* **RECORDS SHOWN**:
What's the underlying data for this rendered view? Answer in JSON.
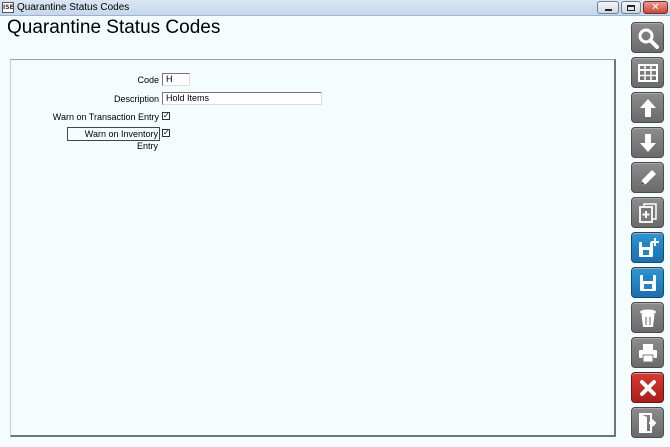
{
  "window": {
    "title": "Quarantine Status Codes",
    "app_icon_text": "ISE"
  },
  "page": {
    "title": "Quarantine Status Codes"
  },
  "form": {
    "code_label": "Code",
    "code_value": "H",
    "description_label": "Description",
    "description_value": "Hold Items",
    "warn_transaction_label": "Warn on Transaction Entry",
    "warn_transaction_checked": true,
    "warn_inventory_label": "Warn on Inventory Entry",
    "warn_inventory_checked": true,
    "check_glyph": "✓"
  },
  "toolbar": {
    "buttons": [
      {
        "icon": "search-icon",
        "color": "#7a7a7a"
      },
      {
        "icon": "grid-icon",
        "color": "#7a7a7a"
      },
      {
        "icon": "arrow-up-icon",
        "color": "#7a7a7a"
      },
      {
        "icon": "arrow-down-icon",
        "color": "#7a7a7a"
      },
      {
        "icon": "pencil-icon",
        "color": "#7a7a7a"
      },
      {
        "icon": "new-document-icon",
        "color": "#7a7a7a"
      },
      {
        "icon": "save-new-icon",
        "color": "#2482c0"
      },
      {
        "icon": "save-icon",
        "color": "#2482c0"
      },
      {
        "icon": "trash-icon",
        "color": "#7a7a7a"
      },
      {
        "icon": "print-icon",
        "color": "#7a7a7a"
      },
      {
        "icon": "cancel-icon",
        "color": "#c22c26"
      },
      {
        "icon": "exit-icon",
        "color": "#7a7a7a"
      }
    ]
  }
}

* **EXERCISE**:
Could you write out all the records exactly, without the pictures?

* **EXERCISE OUTPUT**:
What's the underlying data for this rendered view? Answer in JSON.
{
  "window": {
    "title": "Quarantine Status Codes",
    "app_icon_text": "ISE"
  },
  "page": {
    "title": "Quarantine Status Codes"
  },
  "form": {
    "code_label": "Code",
    "code_value": "H",
    "description_label": "Description",
    "description_value": "Hold Items",
    "warn_transaction_label": "Warn on Transaction Entry",
    "warn_transaction_checked": true,
    "warn_inventory_label": "Warn on Inventory Entry",
    "warn_inventory_checked": true,
    "check_glyph": "✓"
  },
  "toolbar": {
    "buttons": [
      {
        "icon": "search-icon",
        "color": "#7a7a7a"
      },
      {
        "icon": "grid-icon",
        "color": "#7a7a7a"
      },
      {
        "icon": "arrow-up-icon",
        "color": "#7a7a7a"
      },
      {
        "icon": "arrow-down-icon",
        "color": "#7a7a7a"
      },
      {
        "icon": "pencil-icon",
        "color": "#7a7a7a"
      },
      {
        "icon": "new-document-icon",
        "color": "#7a7a7a"
      },
      {
        "icon": "save-new-icon",
        "color": "#2482c0"
      },
      {
        "icon": "save-icon",
        "color": "#2482c0"
      },
      {
        "icon": "trash-icon",
        "color": "#7a7a7a"
      },
      {
        "icon": "print-icon",
        "color": "#7a7a7a"
      },
      {
        "icon": "cancel-icon",
        "color": "#c22c26"
      },
      {
        "icon": "exit-icon",
        "color": "#7a7a7a"
      }
    ]
  }
}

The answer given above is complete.